Following a new understanding of the nature of certain language dysfunctions, researchers have devised a new non-invasive diagnostic tool called BioMAP that can quickly identify children with a subset of learning disabilities that results from a dysfunction in the way the brainstem encodes certain basic sounds of speech. Such children accounted for nearly a third of the language-disordered children the researchers studied. BioMAP measures whether a child's nervous system can accurately translate a sound wave into a brain wave. If it cannot, the affected individual demonstrates problems in discriminating speech sounds that interfere with normal learning. Once identified, children with these problems will be able to improve their speech discrimination skills through auditory training.

[789] Kraus N, Nicol T. Brainstem origins for cortical 'what' and 'where' pathways in the auditory system. Trends in Neurosciences [Internet]. 2005 ;28(4):176 - 181. Available from: http://www.ncbi.nlm.nih.gov/pubmed/15808351

http://www.eurekalert.org/pub_releases/2005-04/nu-nii040405.php

Promise for helping adults with dyslexia

Recent studies have demonstrated that children with dyslexia can benefit from programs aimed at “retraining” the brain. Now a new study shows that adults with dyslexia can also benefit from tutoring in processing words, and their brains show changes that indicate neural modifications due to the training.
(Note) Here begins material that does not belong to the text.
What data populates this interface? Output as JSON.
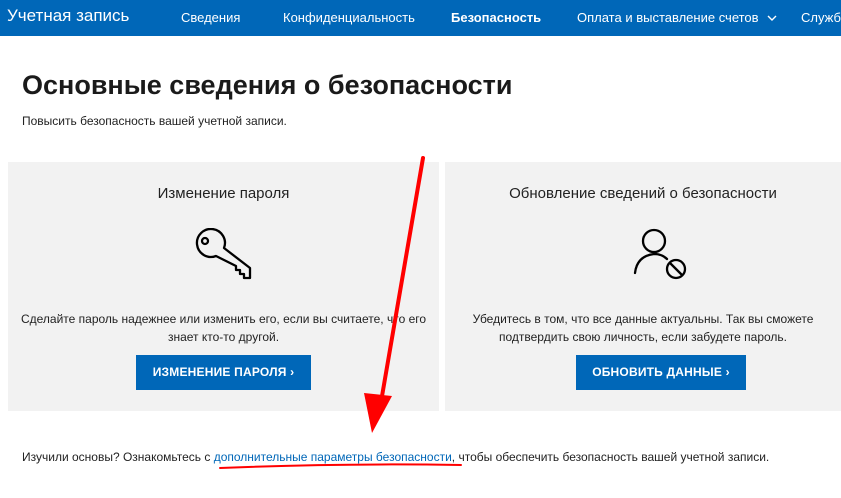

[454] Eden GF, Jones KM, Cappell K, Gareau L, Wood FB, Zeffiro TA, Dietz NAE, Agnew JA, Flowers DL. Neural Changes following Remediation in Adult Developmental Dyslexia. Neuron [Internet]. 2004 ;44(3):411 - 422. Available from: http://www.cell.com/neuron/abstract/S0896-6273(04)00675-0

http://www.eurekalert.org/pub_releases/2004-10/cp-pfh102204.php

Immature motion pathways in the brain associated with poor reading skills

An interactive computer game called MovingToRead (MTR) has significantly improved reading skills in poor second-grade readers within three months by practicing left-right movement discrimination for 5 to 10 minutes once or twice a week. It has been suggested that immature motion pathways — the circuit of neurons that helps readers determine the location of letters of a word and words on a page — may be related to reading problems in children. The therapy appears to be most effective with second-graders (age 7).

http://www.eurekalert.org/pub_releases/2003-11/sfn-ssb111103.php

Short-term dyslexia treatment strengthens key brain regions

A group of dyslexic children and a group of good readers of the same age underwent functional magnetic resonance imaging (fMRI) to map their brain activation patterns during two types of reading tests. Both groups of children were found to use the same specific parts of their brains to perform the reading tasks, however, the activation of these regions was much weaker in the dyslexic children. The children with dyslexia then received a three-week training program based on principles outlined by the National Reading Panel (http://www.nationalreadingpanel.org). After this program the levels of brain activation were found to be essentially the same in the two groups.

[261] Aylward EH, Richards TL, Berninger VW, Nagy WE, Field KM, Grimme AC, Richards AL, Thomson JB, Cramer SC. Instructional treatment associated with changes in brain activation in children with dyslexia. Neurology [Internet]. 2003 ;61(2):212 - 219. Available from: http://www.neurology.org/cgi/content/abstract/61/2/212

http://www.eurekalert.org/pub_releases/2003-07/aaon-sdt071503.php
More background on dyslexia including initial steps toward identifying it in a child, how it may be treated, and additional resources can be found in Neurology's "Patient Page" at http://www.neurology.org.